Jesus is the friend who will never fail, the faithful one who will never be lacking in fidelity, even when people are unfaithful to him, the stranger to self-hatred who estranged us from self-hatred.

Brennan Manning - Ruthless Trust

Sunday, November 16, 2014

Give Hope

There is a struggle foreign to most of us. Single motherhood. Unless you are living it, there is no way to fully understand all it takes to work, care for kids and run a home by yourself. The daily burden of single-handedly having to provide emotional, financial and physical care for your children is heavy and often times unbearable.

That is the reason for Hope and Help for Single Moms; to reach out to single moms who day in and day out do this hard work. They are no different than you and I. They love their kids, want to create a safe and nurturing environment for them to grow up in and they care about what their kids eat, where they go to school and how they will one day be able to make it on their own. It could easily be me...or you.
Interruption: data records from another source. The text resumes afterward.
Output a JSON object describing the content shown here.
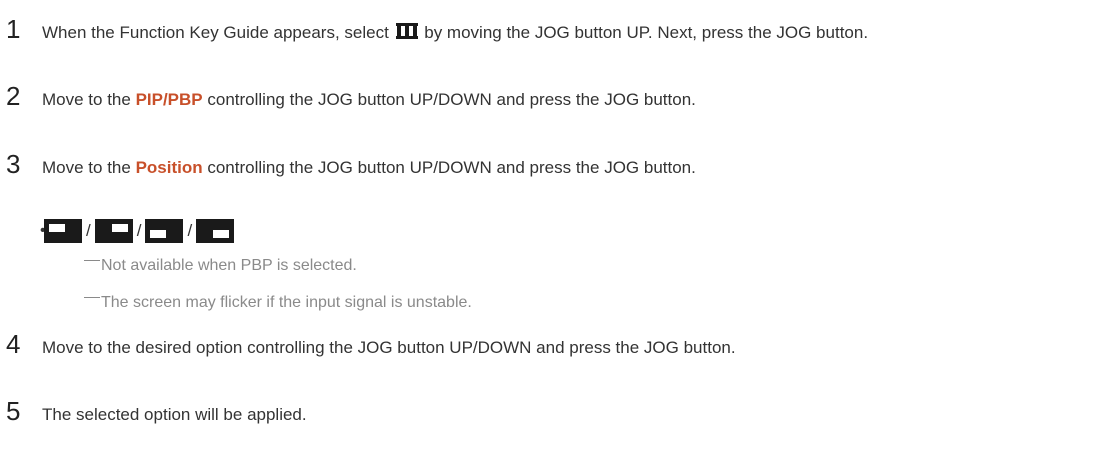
{
  "steps": [
    {
      "num": "1",
      "pre": "When the Function Key Guide appears, select ",
      "icon": "menu-icon",
      "post": " by moving the JOG button UP. Next, press the JOG button."
    },
    {
      "num": "2",
      "pre": "Move to the ",
      "highlight": "PIP/PBP",
      "post": " controlling the JOG button UP/DOWN and press the JOG button."
    },
    {
      "num": "3",
      "pre": "Move to the ",
      "highlight": "Position",
      "post": " controlling the JOG button UP/DOWN and press the JOG button."
    },
    {
      "num": "4",
      "text": "Move to the desired option controlling the JOG button UP/DOWN and press the JOG button."
    },
    {
      "num": "5",
      "text": "The selected option will be applied."
    }
  ],
  "position_options": {
    "bullet": "•",
    "separator": "/",
    "icons": [
      "pip-top-left-icon",
      "pip-top-right-icon",
      "pip-bottom-left-icon",
      "pip-bottom-right-icon"
    ]
  },
  "notes": [
    "Not available when PBP is selected.",
    "The screen may flicker if the input signal is unstable."
  ],
  "colors": {
    "highlight": "#c8502a",
    "note_text": "#8a8a8a"
  }
}
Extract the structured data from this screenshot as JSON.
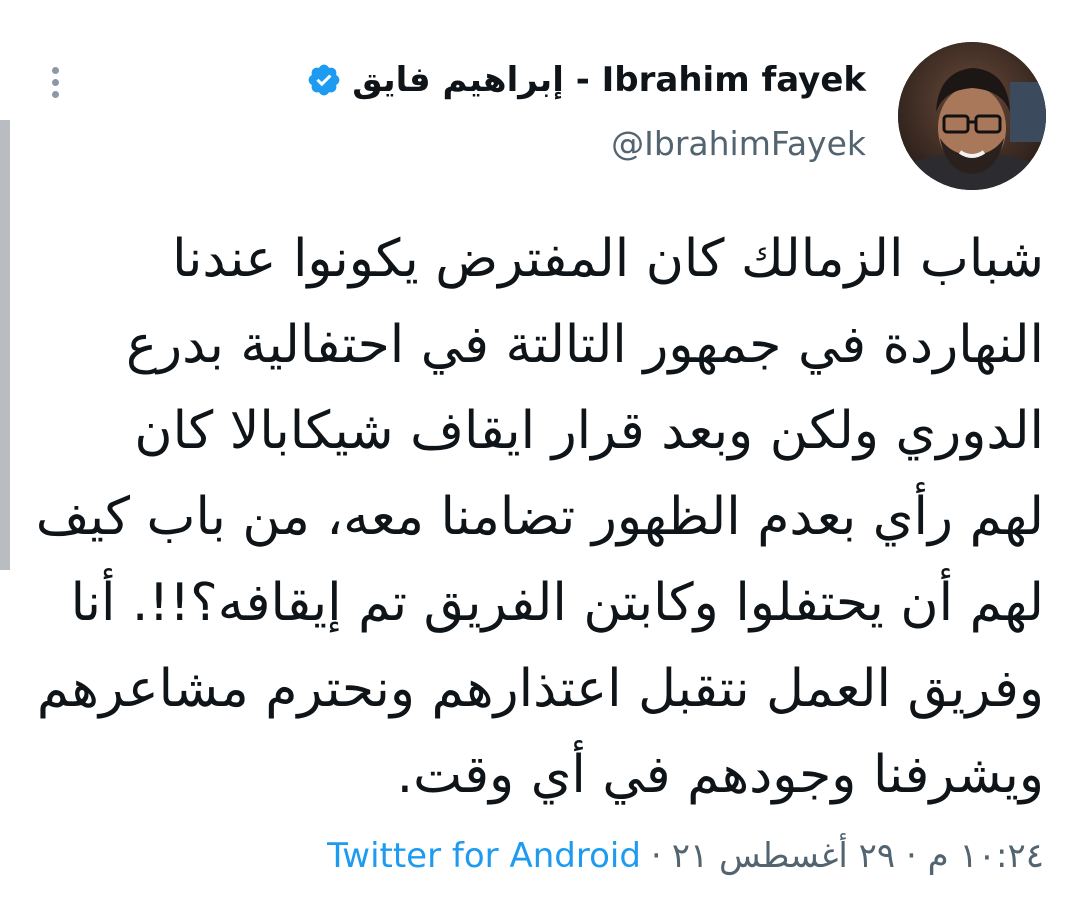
{
  "author": {
    "display_name": "إبراهيم فايق - Ibrahim fayek",
    "handle": "@IbrahimFayek",
    "verified": true
  },
  "tweet": {
    "lines": [
      "شباب الزمالك كان المفترض يكونوا عندنا",
      "النهاردة في جمهور التالتة في احتفالية بدرع",
      "الدوري ولكن وبعد قرار ايقاف شيكابالا كان",
      "لهم رأي بعدم الظهور تضامنا معه، من باب كيف",
      "لهم أن يحتفلوا وكابتن الفريق تم إيقافه؟!!. أنا",
      "وفريق العمل نتقبل اعتذارهم ونحترم مشاعرهم",
      "ويشرفنا وجودهم في أي وقت."
    ]
  },
  "meta": {
    "time_date": "١٠:٢٤ م · ٢٩ أغسطس ٢١",
    "separator": "·",
    "source": "Twitter for Android"
  },
  "icons": {
    "more": "more-vertical-icon",
    "verified": "verified-badge-icon"
  },
  "colors": {
    "text": "#0f1419",
    "secondary": "#536471",
    "accent": "#1d9bf0",
    "scrollbar": "#b9bcc0"
  }
}
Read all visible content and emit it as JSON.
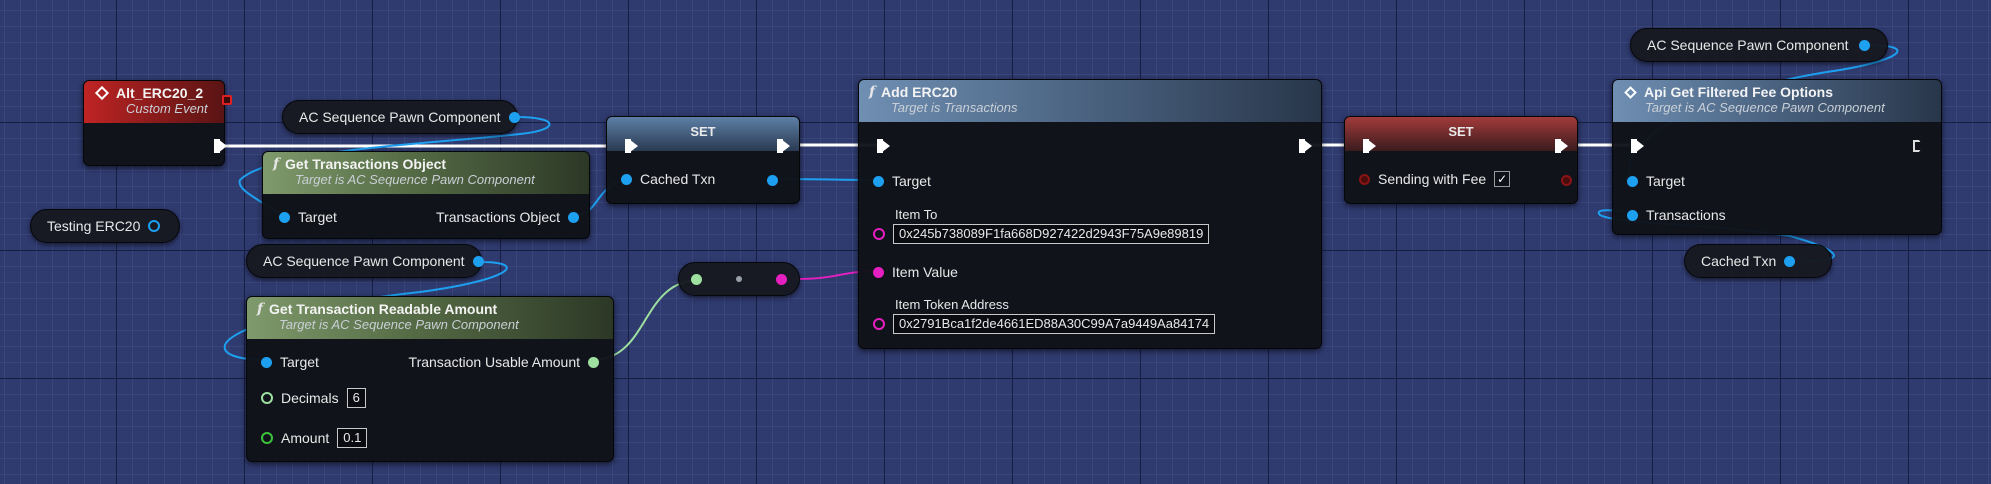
{
  "colors": {
    "graph_bg": "#2f3a6e",
    "exec_wire": "#ffffff",
    "object_pin": "#1ea0f0",
    "float_pin": "#9ee0a0",
    "string_pin": "#e61fc0",
    "bool_pin": "#8a1414"
  },
  "event_node": {
    "title": "Alt_ERC20_2",
    "subtitle": "Custom Event",
    "icon": "event-diamond-icon"
  },
  "var_nodes": {
    "pawn_component_1": "AC Sequence Pawn Component",
    "pawn_component_2": "AC Sequence Pawn Component",
    "pawn_component_3": "AC Sequence Pawn Component",
    "testing_erc20": "Testing ERC20",
    "cached_txn": "Cached Txn"
  },
  "get_transactions_object": {
    "title": "Get Transactions Object",
    "subtitle": "Target is AC Sequence Pawn Component",
    "target_label": "Target",
    "output_label": "Transactions Object",
    "icon": "function-icon"
  },
  "set_cached_txn": {
    "title": "SET",
    "pin_label": "Cached Txn"
  },
  "get_transaction_readable_amount": {
    "title": "Get Transaction Readable Amount",
    "subtitle": "Target is AC Sequence Pawn Component",
    "target_label": "Target",
    "output_label": "Transaction Usable Amount",
    "decimals_label": "Decimals",
    "decimals_value": "6",
    "amount_label": "Amount",
    "amount_value": "0.1",
    "icon": "function-icon"
  },
  "conversion_node": {
    "icon": "conversion-dot-icon"
  },
  "add_erc20": {
    "title": "Add ERC20",
    "subtitle": "Target is Transactions",
    "target_label": "Target",
    "item_to_label": "Item To",
    "item_to_value": "0x245b738089F1fa668D927422d2943F75A9e89819",
    "item_value_label": "Item Value",
    "item_token_address_label": "Item Token Address",
    "item_token_address_value": "0x2791Bca1f2de4661ED88A30C99A7a9449Aa84174",
    "icon": "function-icon"
  },
  "set_sending_fee": {
    "title": "SET",
    "pin_label": "Sending with Fee",
    "checked": true
  },
  "api_get_filtered_fee_options": {
    "title": "Api Get Filtered Fee Options",
    "subtitle": "Target is AC Sequence Pawn Component",
    "target_label": "Target",
    "transactions_label": "Transactions",
    "icon": "latent-function-icon"
  }
}
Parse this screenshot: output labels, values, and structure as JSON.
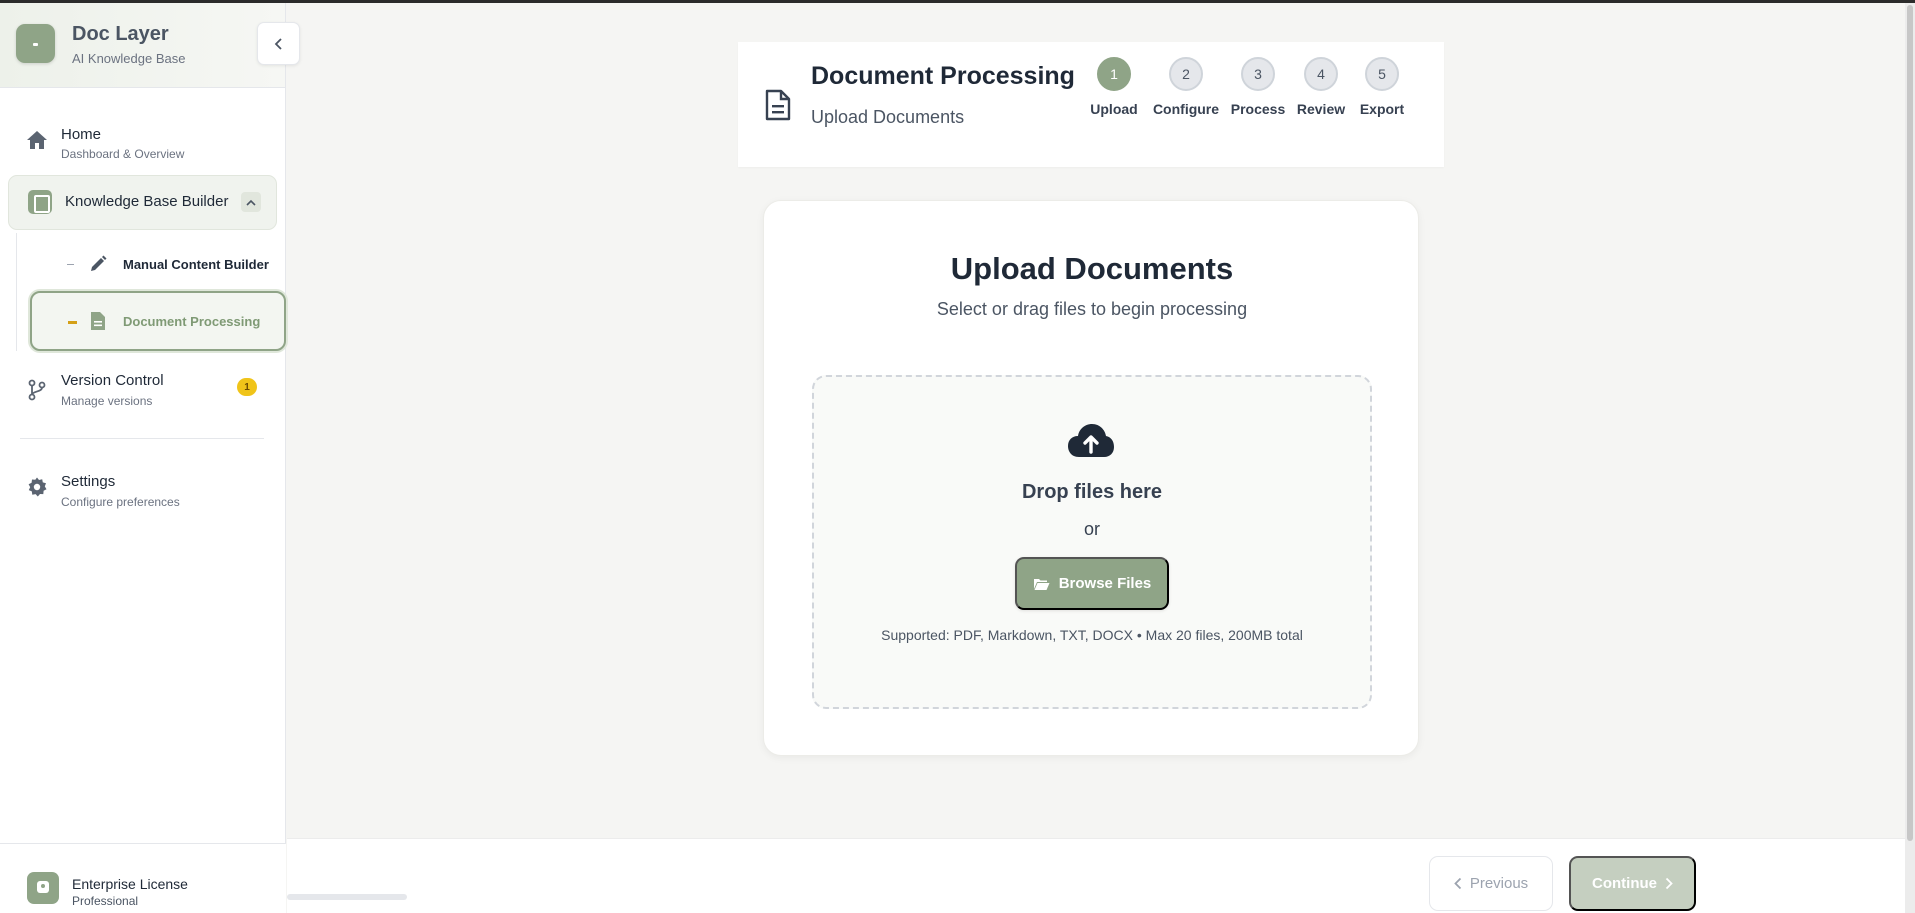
{
  "sidebar": {
    "brand": {
      "title": "Doc Layer",
      "subtitle": "AI Knowledge Base"
    },
    "nav": [
      {
        "title": "Home",
        "subtitle": "Dashboard & Overview",
        "icon": "home-icon"
      },
      {
        "title": "Knowledge Base Builder",
        "icon": "book-icon"
      },
      {
        "title": "Version Control",
        "subtitle": "Manage versions",
        "icon": "branch-icon",
        "badge": "1"
      },
      {
        "title": "Settings",
        "subtitle": "Configure preferences",
        "icon": "gear-icon"
      }
    ],
    "sub_items": [
      {
        "label": "Manual Content Builder",
        "icon": "pencil-icon"
      },
      {
        "label": "Document Processing",
        "icon": "file-icon",
        "active": true
      }
    ],
    "license": {
      "title": "Enterprise License",
      "subtitle": "Professional"
    }
  },
  "header": {
    "title": "Document Processing",
    "subtitle": "Upload Documents",
    "steps": [
      {
        "number": "1",
        "label": "Upload",
        "active": true
      },
      {
        "number": "2",
        "label": "Configure"
      },
      {
        "number": "3",
        "label": "Process"
      },
      {
        "number": "4",
        "label": "Review"
      },
      {
        "number": "5",
        "label": "Export"
      }
    ]
  },
  "upload": {
    "title": "Upload Documents",
    "subtitle": "Select or drag files to begin processing",
    "drop_text": "Drop files here",
    "or_text": "or",
    "browse_label": "Browse Files",
    "supported": "Supported: PDF, Markdown, TXT, DOCX • Max 20 files, 200MB total"
  },
  "footer": {
    "previous_label": "Previous",
    "continue_label": "Continue"
  },
  "colors": {
    "accent": "#8fa487",
    "badge": "#f0c419",
    "text": "#1f2937"
  }
}
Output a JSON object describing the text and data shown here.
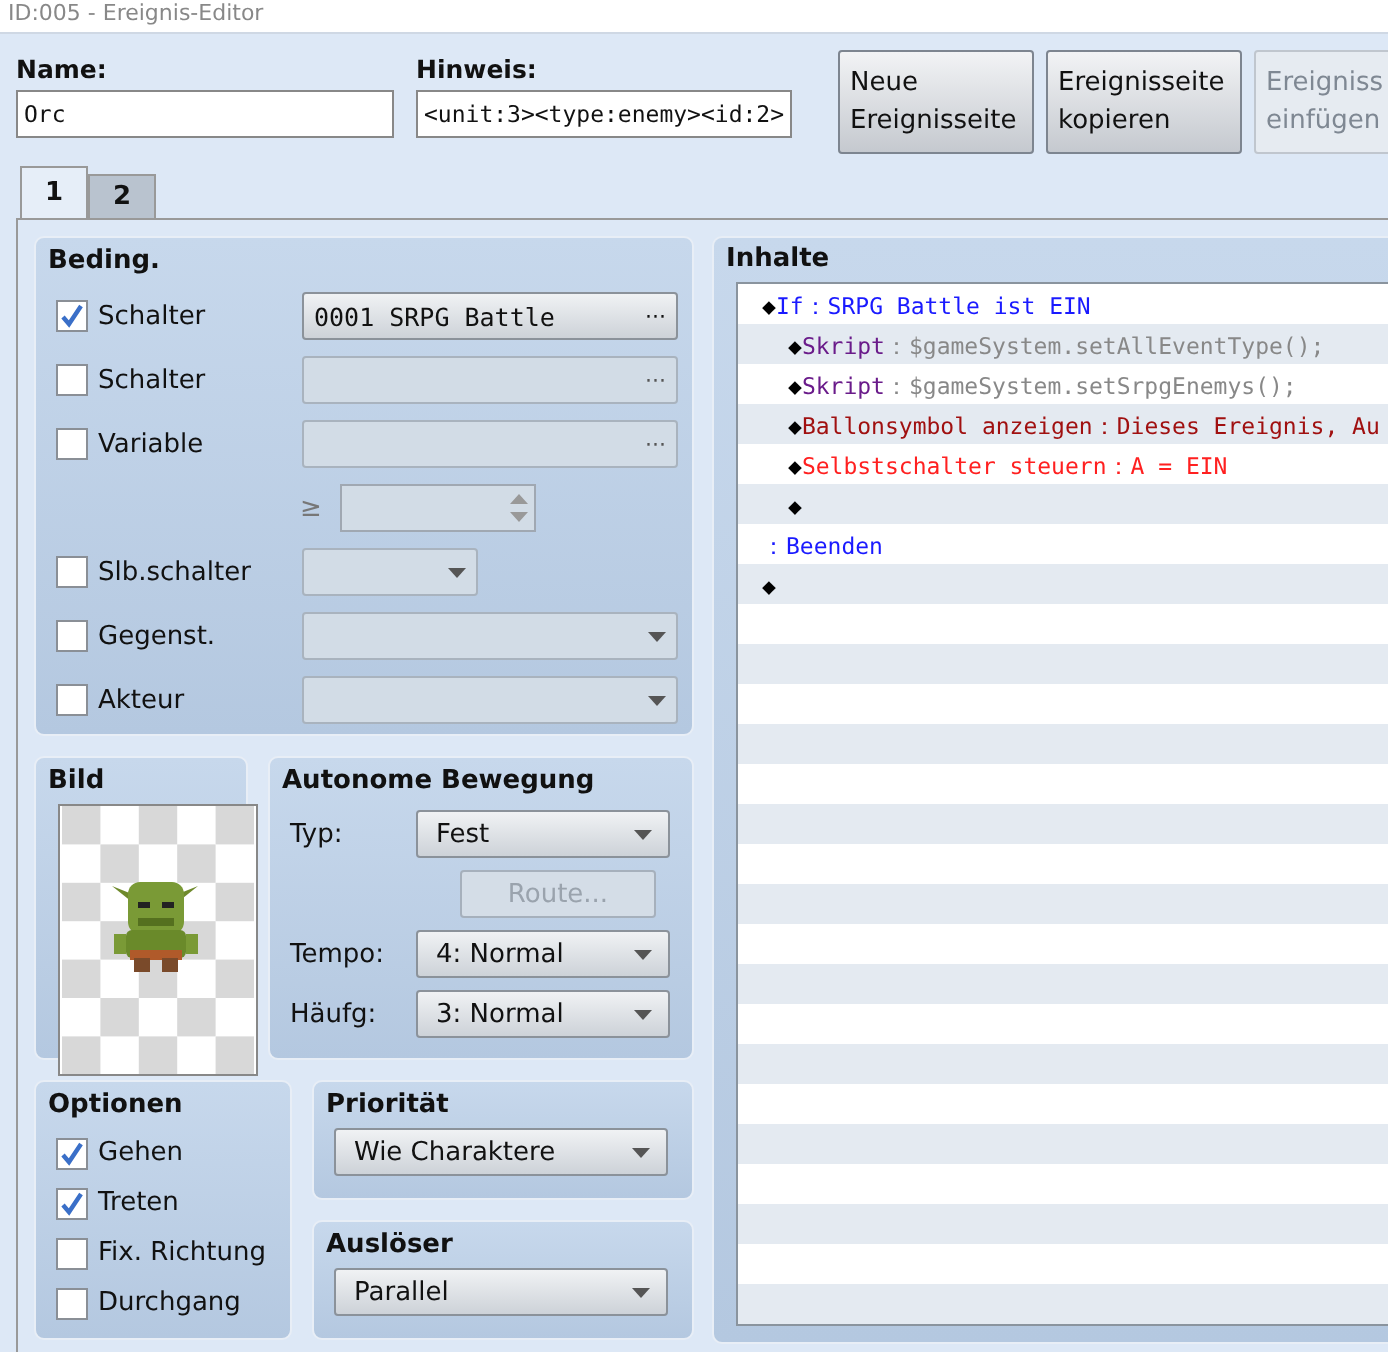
{
  "window": {
    "title": "ID:005 - Ereignis-Editor"
  },
  "name_field": {
    "label": "Name:",
    "value": "Orc"
  },
  "note_field": {
    "label": "Hinweis:",
    "value": "<unit:3><type:enemy><id:2>"
  },
  "buttons": [
    {
      "lines": [
        "Neue",
        "Ereignisseite"
      ],
      "disabled": false
    },
    {
      "lines": [
        "Ereignisseite",
        "kopieren"
      ],
      "disabled": false
    },
    {
      "lines": [
        "Ereigniss",
        "einfügen"
      ],
      "disabled": true
    }
  ],
  "tabs": [
    {
      "label": "1",
      "selected": true
    },
    {
      "label": "2",
      "selected": false
    }
  ],
  "conditions": {
    "title": "Beding.",
    "items": [
      {
        "kind": "picker",
        "label": "Schalter",
        "checked": true,
        "value": "0001 SRPG Battle",
        "button": "···"
      },
      {
        "kind": "picker",
        "label": "Schalter",
        "checked": false,
        "button": "···"
      },
      {
        "kind": "picker",
        "label": "Variable",
        "checked": false,
        "button": "···"
      },
      {
        "kind": "spin",
        "symbol": "≥",
        "checked": false
      },
      {
        "kind": "select",
        "label": "Slb.schalter",
        "checked": false,
        "narrow": true
      },
      {
        "kind": "select",
        "label": "Gegenst.",
        "checked": false
      },
      {
        "kind": "select",
        "label": "Akteur",
        "checked": false
      }
    ]
  },
  "image": {
    "title": "Bild"
  },
  "movement": {
    "title": "Autonome Bewegung",
    "type": {
      "label": "Typ:",
      "value": "Fest"
    },
    "route_button": {
      "label": "Route...",
      "disabled": true
    },
    "speed": {
      "label": "Tempo:",
      "value": "4: Normal"
    },
    "frequency": {
      "label": "Häufg:",
      "value": "3: Normal"
    }
  },
  "options": {
    "title": "Optionen",
    "items": [
      {
        "label": "Gehen",
        "checked": true
      },
      {
        "label": "Treten",
        "checked": true
      },
      {
        "label": "Fix. Richtung",
        "checked": false
      },
      {
        "label": "Durchgang",
        "checked": false
      }
    ]
  },
  "priority": {
    "title": "Priorität",
    "value": "Wie Charaktere"
  },
  "trigger": {
    "title": "Auslöser",
    "value": "Parallel"
  },
  "contents": {
    "title": "Inhalte",
    "lines": [
      {
        "kind": "flow",
        "marker": "◆",
        "command": "If",
        "separator": "：",
        "args": "SRPG Battle ist EIN",
        "children": [
          {
            "kind": "script",
            "marker": "◆",
            "command": "Skript",
            "separator": "：",
            "args": "$gameSystem.setAllEventType();"
          },
          {
            "kind": "script",
            "marker": "◆",
            "command": "Skript",
            "separator": "：",
            "args": "$gameSystem.setSrpgEnemys();"
          },
          {
            "kind": "balloon",
            "marker": "◆",
            "command": "Ballonsymbol anzeigen",
            "separator": "：",
            "args": "Dieses Ereignis, Au"
          },
          {
            "kind": "switch",
            "marker": "◆",
            "command": "Selbstschalter steuern",
            "separator": "：",
            "args": "A = EIN"
          },
          {
            "kind": "empty",
            "marker": "◆"
          }
        ]
      },
      {
        "kind": "flow",
        "separator": "：",
        "command": "Beenden"
      },
      {
        "kind": "empty",
        "marker": "◆"
      }
    ]
  }
}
They sit among us at church, they stand in line at the grocery store and they are parked in front of you in the school drop off line. Each story I hear is different. Each one is a sad recounting of how relationships are broken. Abuse, selfishness, adultery, death, violence - these are only some of the reasons mothers find themselves parenting alone. Here is one of the over fifty thousand stories right here in Broward County:

A woman who attends a local church Bible study each week and helps to facilitate a moms group received a call two weeks ago on a Sunday afternoon. She got the news of the tragic and unexpected death of her husband. How do you plan for that? What does it feel like to go to bed with your spouse one night and wake up the next day to realize you are alone and will never see that person again? They have a young son who will spend the rest of his life without his father. This mom, in shock now, will slowly regain the strength needed to carry on without her partner. She will because she has to.

But there is hope...

The Lord has not left us alone. He has come to catch and to wipe away every tear.

One day our troubles will be gone and everything sad will become untrue.

He has given us community. His love manifest through others.

His love for us compels our love for others. We love because he first loved us. It is overwhelming sometimes to think of all the hurt, pain and suffering in the world - do you feel powerless to help? I do. But then I realize that God is not asking me to save the world...or save anyone for that matter. That's his job. However, he has put me in community that I might turn to the person next to me and say, "I care."

This is one way I'm saying, "I care."

This signature hand-crafted pendant was designed for Hope and Help for Single Moms in an effort to raise funds to reach out to some of these moms who are daily struggling to pay bills, clothe children and put food on the table. Each pendant hangs on an adjustable black cord.

100% of the proceeds from the first 20 pendants sold will go to the mom and her young son who suddenly lost their husband and father two weeks ago.

Will it secure their future? No.

But, will it extend the love of Christ to a hurting heart? Yes.

If you would like to purchase this beautiful pendant ($15 ea.) you can email me at

Thankfully, Jesus declared on the cross to you and to I, "I care."

Hope is real.

Hope is a Person.

Hope has come.

(all additional proceeds will go to meet the needs of single moms in three specific areas: Christmas assistance, Car Repair/Maintenance and School uniform/books/supplies/backpack assistance)